I've since withdrawn from Keep the Change - I was never charged any fees for it, but I found it difficult to balance my checkbook with the constant transferring of funds from one account to another. Also, I'm much less pleased with Bank of America than I used to be.

Guest's picture
Dave

Initially "Keep the Change" seemed like a great idea. But I didn't use my BoA debit card much and the Regular Savings account they linked to it went largely ignored. I also failed to read the fine print: if you fail to meet certain criteria (not transferring $25/mo into the account, etc) they assess $5/mo fee to your "savings account." Of course this schedule of fees is not disclosed to you up front. So essentially BoA ends up siphoning your change in their coffers through assessing this "Maintenance nce" fee. When I tried to close the account, they would not refund the assessed fees. Looks like BoA kept my change instead!!!

During the Introductory period Keep the Change seems like a great way to pocket some cash. Thereafter, it's not such a great deal. Do the math: you can earn up to 5% cash back with the maximum of $250 dollars. $250 dollars is 5% of $5000. That means in order to earn $250 annually (outside of the promotion period) you would need to perform, at the minimum, 5000 debit transactions where the balance ended in ".00" and $1.00 was transferred through Keep the Change to your "savings" account each time. Of course the actual amount transferred to your account varies significantly (between 1 and 100 cents) and is usually much less than $1, so you can imagine how many annual transactions one would have to perform to actually accrue a substantial amount of money!

Guest's picture
Guest

I signed up on Friday. By Saturday, I had made several purchases with my check card. I checked my acct. oline. Although I was clearly enrolled in Keep The Change--none of the purchase amounts had been rounded up. So, I contacted a B of A representative online.

This is amazing, the rep told me that, yes I was enrolled and on Monday or Tuesday--the "change" would be put into my savings accout. I mentioned that the amounts had not been rounded off in my checking account (I was looking at it online) and the rep. said, they wont be. On Monday or Tuesday, they will calculate the TOTAL amount of change resulting from the purchases, subtract that whole amount from my checking and move it to the savings side of my account. This sounds like a nightmare to track and balance. Im hoping the rep. has misunderstood the process.

Guest's picture
Guest

I had the BoA promotion for about a few months, and for the first couple of months things were fine. However, soon after I started noticing the $3 monthly maintenance fee. Typical BoA scam. I was basically being charged for moving my money around. Lesson learned.

Guest's picture
Bob

Couldn't I just sign up for the program (assuming I keep a decent checking balance), go to the gas station, pump about .01 cent of gas in my car repeatedly for 253 straight transactions.

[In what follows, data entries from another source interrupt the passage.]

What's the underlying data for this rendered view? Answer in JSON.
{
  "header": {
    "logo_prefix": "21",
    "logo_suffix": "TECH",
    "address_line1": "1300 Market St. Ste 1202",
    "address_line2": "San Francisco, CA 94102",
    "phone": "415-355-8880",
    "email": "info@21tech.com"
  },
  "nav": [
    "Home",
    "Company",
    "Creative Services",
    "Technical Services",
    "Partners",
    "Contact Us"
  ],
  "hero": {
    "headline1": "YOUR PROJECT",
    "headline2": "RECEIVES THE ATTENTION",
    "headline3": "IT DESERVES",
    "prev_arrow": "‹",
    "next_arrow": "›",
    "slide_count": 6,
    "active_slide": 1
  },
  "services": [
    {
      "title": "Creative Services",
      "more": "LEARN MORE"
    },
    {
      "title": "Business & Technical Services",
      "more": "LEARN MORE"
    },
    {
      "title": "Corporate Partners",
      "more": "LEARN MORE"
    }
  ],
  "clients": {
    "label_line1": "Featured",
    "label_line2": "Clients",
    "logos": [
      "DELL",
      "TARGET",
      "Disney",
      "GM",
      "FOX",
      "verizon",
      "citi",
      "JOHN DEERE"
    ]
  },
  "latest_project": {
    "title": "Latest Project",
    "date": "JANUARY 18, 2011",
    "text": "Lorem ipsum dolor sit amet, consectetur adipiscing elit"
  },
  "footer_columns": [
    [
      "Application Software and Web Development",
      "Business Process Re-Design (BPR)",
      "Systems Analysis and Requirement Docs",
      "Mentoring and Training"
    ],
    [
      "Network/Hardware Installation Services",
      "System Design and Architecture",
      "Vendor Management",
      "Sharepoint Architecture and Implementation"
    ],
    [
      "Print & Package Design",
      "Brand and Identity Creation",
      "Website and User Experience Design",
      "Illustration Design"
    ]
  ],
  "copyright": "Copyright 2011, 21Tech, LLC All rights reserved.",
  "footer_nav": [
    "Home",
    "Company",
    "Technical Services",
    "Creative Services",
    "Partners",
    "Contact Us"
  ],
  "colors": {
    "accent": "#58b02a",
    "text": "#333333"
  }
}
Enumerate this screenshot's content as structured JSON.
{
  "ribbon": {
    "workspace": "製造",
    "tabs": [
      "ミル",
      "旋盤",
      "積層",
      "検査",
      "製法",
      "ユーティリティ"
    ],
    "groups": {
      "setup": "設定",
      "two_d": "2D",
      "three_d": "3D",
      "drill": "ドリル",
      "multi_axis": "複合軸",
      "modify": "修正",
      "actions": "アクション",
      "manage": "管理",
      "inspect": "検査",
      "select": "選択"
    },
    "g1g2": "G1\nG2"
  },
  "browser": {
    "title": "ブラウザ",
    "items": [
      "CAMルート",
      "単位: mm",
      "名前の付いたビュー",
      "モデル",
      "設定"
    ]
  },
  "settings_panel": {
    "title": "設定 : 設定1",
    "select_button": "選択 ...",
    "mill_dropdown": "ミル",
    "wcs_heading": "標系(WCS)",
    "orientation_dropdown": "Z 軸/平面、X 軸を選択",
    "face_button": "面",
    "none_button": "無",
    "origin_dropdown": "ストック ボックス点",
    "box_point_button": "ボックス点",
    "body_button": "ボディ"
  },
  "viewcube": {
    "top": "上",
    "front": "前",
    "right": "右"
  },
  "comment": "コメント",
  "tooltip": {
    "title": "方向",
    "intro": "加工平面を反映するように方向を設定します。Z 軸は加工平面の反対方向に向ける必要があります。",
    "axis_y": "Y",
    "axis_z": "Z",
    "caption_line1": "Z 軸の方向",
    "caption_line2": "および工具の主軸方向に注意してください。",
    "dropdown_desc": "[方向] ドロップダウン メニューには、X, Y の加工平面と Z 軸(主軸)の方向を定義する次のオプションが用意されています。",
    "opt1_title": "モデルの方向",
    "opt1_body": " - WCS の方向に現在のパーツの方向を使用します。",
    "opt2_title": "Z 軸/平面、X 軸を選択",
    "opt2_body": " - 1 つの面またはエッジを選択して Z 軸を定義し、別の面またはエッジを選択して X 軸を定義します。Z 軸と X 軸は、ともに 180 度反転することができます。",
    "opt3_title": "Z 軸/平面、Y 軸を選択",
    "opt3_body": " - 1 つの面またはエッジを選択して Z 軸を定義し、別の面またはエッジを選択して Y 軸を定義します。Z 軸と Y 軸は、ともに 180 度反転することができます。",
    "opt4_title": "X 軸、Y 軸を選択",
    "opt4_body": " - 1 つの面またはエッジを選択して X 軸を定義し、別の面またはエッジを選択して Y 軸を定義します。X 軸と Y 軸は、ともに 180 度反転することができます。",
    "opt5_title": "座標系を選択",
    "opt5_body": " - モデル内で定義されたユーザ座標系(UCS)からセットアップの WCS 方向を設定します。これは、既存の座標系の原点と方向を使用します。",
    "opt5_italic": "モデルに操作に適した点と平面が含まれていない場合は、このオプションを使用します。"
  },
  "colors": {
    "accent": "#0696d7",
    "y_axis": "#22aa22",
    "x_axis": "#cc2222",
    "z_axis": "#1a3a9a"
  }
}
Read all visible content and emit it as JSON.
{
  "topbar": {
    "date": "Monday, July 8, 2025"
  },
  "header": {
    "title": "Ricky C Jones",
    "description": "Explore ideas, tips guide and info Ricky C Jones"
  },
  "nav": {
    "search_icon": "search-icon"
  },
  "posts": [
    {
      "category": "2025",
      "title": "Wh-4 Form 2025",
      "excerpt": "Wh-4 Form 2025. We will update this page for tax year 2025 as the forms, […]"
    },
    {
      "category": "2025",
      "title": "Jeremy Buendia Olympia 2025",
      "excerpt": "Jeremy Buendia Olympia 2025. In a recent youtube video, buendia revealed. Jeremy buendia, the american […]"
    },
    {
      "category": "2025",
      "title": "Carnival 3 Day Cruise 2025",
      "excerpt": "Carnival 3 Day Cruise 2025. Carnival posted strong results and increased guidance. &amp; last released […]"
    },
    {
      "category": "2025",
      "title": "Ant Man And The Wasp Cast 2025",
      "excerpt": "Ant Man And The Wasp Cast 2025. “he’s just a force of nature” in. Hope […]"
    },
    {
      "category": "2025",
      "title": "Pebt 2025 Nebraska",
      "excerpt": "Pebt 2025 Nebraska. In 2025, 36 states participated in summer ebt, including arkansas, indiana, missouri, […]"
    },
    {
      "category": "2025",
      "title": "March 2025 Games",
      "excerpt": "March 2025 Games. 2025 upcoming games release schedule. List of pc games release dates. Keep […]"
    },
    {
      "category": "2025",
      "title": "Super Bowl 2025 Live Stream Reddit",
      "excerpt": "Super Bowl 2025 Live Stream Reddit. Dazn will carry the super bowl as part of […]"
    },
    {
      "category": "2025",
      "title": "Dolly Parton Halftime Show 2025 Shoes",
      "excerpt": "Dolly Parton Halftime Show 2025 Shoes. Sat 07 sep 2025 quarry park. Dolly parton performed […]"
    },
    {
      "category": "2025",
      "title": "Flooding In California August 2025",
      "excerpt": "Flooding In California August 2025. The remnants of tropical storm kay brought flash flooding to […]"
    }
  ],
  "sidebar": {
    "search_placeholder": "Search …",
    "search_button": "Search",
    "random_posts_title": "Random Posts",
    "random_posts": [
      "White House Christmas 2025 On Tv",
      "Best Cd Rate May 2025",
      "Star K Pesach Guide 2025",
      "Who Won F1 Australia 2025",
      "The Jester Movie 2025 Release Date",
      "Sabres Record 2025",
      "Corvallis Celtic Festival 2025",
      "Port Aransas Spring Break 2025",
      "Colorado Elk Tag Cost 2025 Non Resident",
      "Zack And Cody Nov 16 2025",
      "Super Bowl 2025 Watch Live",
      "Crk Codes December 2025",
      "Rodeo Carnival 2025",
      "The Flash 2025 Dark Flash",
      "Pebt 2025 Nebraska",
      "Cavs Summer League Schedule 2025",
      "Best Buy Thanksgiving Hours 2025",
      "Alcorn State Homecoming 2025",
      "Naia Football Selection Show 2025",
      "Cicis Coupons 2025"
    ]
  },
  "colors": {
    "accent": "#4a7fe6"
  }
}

If I average .02 cents of gas per fill up, this would take 256 transactions at the pump and so on. This would allow me to capitalize on the free $250 that BofA would allow during their promotion and then quit the program. I would have to keep 250 dollars in my checking account so I wouldn't overdraft. I'd have to read the fine print (# of transactions, quitting the program, etc). Maybe I can scam BofA for once!!!

Guest's picture
Guest

This promo is not worth risking use of a Debit Card. identity theft is rampant and the last thing you want is to be using your debit card extensively. if the money is stolen, you wont have it for a long time.

and the worst part is the 5% matching after the first 3 months. so the $70 you are talking about would be matched by just $3.5 after the first 3 months. but the bank actually makes 1% interchange fee from the merchants for every $1 you spend. which means say you spend $4.99 . the bank makes 5Cents. but only matches 5% of 1 cent to you.

you should learn more about how banks work before endorsing products. there is no free meal. .. and this one is actually a free meal to BOA not us.